    Akimoto, the lighter bike is like riding on air. So good. The dogs in Greece are all show. They bark, but are scared little puppies if you stand up and yell at them. Not like the ones in eastern Turkey! The plan is to cruise straight through Greece, through the southwest corner of Macedonia, and then into Albania. Some guys last night warned me that all Albanians have pistols, and most have AK47s. Sounds like a nice place.

    Mum, see the latest posts for a church service.

    Aunty Jenny, the fuzz has returned indeed. I need to get some growth inhibitor or something. Cut down on shaving costs.

    Aunty Les, interesting that you saw a recumbent in NZ. Did they look 'foreign'? Recumbent riders are a rare breed.

    MartynJ, my bro has a hammock tent, and I had thought about getting one myself. I had thought however that in some places I traveled, like most of central Asia, trees are few and far between. Might be hard to find a place to tie the thing up.

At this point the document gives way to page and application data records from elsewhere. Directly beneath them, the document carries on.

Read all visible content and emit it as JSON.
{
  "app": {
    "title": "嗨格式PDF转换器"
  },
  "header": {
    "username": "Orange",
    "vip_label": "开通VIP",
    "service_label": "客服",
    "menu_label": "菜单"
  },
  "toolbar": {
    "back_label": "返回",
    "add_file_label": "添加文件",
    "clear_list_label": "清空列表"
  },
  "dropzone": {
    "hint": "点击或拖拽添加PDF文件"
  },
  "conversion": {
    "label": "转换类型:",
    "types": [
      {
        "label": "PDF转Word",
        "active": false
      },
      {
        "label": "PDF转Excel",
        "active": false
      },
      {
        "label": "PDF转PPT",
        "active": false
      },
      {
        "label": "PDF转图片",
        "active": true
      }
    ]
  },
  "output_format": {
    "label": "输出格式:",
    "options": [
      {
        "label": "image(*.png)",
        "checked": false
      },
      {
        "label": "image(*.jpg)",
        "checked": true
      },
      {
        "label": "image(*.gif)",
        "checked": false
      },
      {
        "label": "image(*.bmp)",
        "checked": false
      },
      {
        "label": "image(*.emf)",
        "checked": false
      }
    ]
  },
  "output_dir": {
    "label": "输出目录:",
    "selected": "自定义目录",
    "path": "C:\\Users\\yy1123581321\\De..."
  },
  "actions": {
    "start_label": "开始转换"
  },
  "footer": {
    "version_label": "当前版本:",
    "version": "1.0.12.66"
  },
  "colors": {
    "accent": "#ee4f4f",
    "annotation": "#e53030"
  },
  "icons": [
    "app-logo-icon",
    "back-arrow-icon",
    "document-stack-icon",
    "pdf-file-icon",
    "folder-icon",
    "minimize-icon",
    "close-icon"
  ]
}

    Satoshi, a Japanese cyclist I met recently also mentioned the 3 months only thing for the EU. I must check that out. Apparently once you leave the EU, you are not allowed back for another 6 months. Or at least that's what the Japanese guy thought….

    Lee, high school kids can be real rotters.

    Alison, thank you for keeping up on the progress. I had never seen anything like those caterpillars in New Zealand, so was a little bewildered…

    Ailsa, cheers for the link to CouchSurfing. I had been reminded of that a while back, but hadn't gotten around to sorting things out. Will check it out for sure.

    Cheers Cornell.

    Tim, thanks for the advice and experience in the hammok tent. If you try the catapillar trick, take photos, or better still, take video.

  • eleni

    Hey!! great job, I am Greek so I thought it would be nice to answer some of your questions…

    Firstly this little kind of post boxes that you saw close the roads..well it is not for good..means that some person had some accident and he survived so they put this "little church" there to thank god for surviving…

    I think the caterpillars are always in line because their way is always defined by the way of the canterpillar that they have in the front. Well what about the first caterpillar? I have no idea..

    Also, this thing with Albans it is not so true..it is just that the political situation there is not so stable and it might be a bit dangerous…but -you must know now- albanian people are just people like all of us!!

    Yes the cheese is the best!!

    I wish I had your courage to do the same trip!

    Welcome to Europe!!

  • Rob Thomson Post author

    Eleni, thank you for your info about the boxes on the side of the roads. I thought it might have something to do with road accidents, but wasn't sure.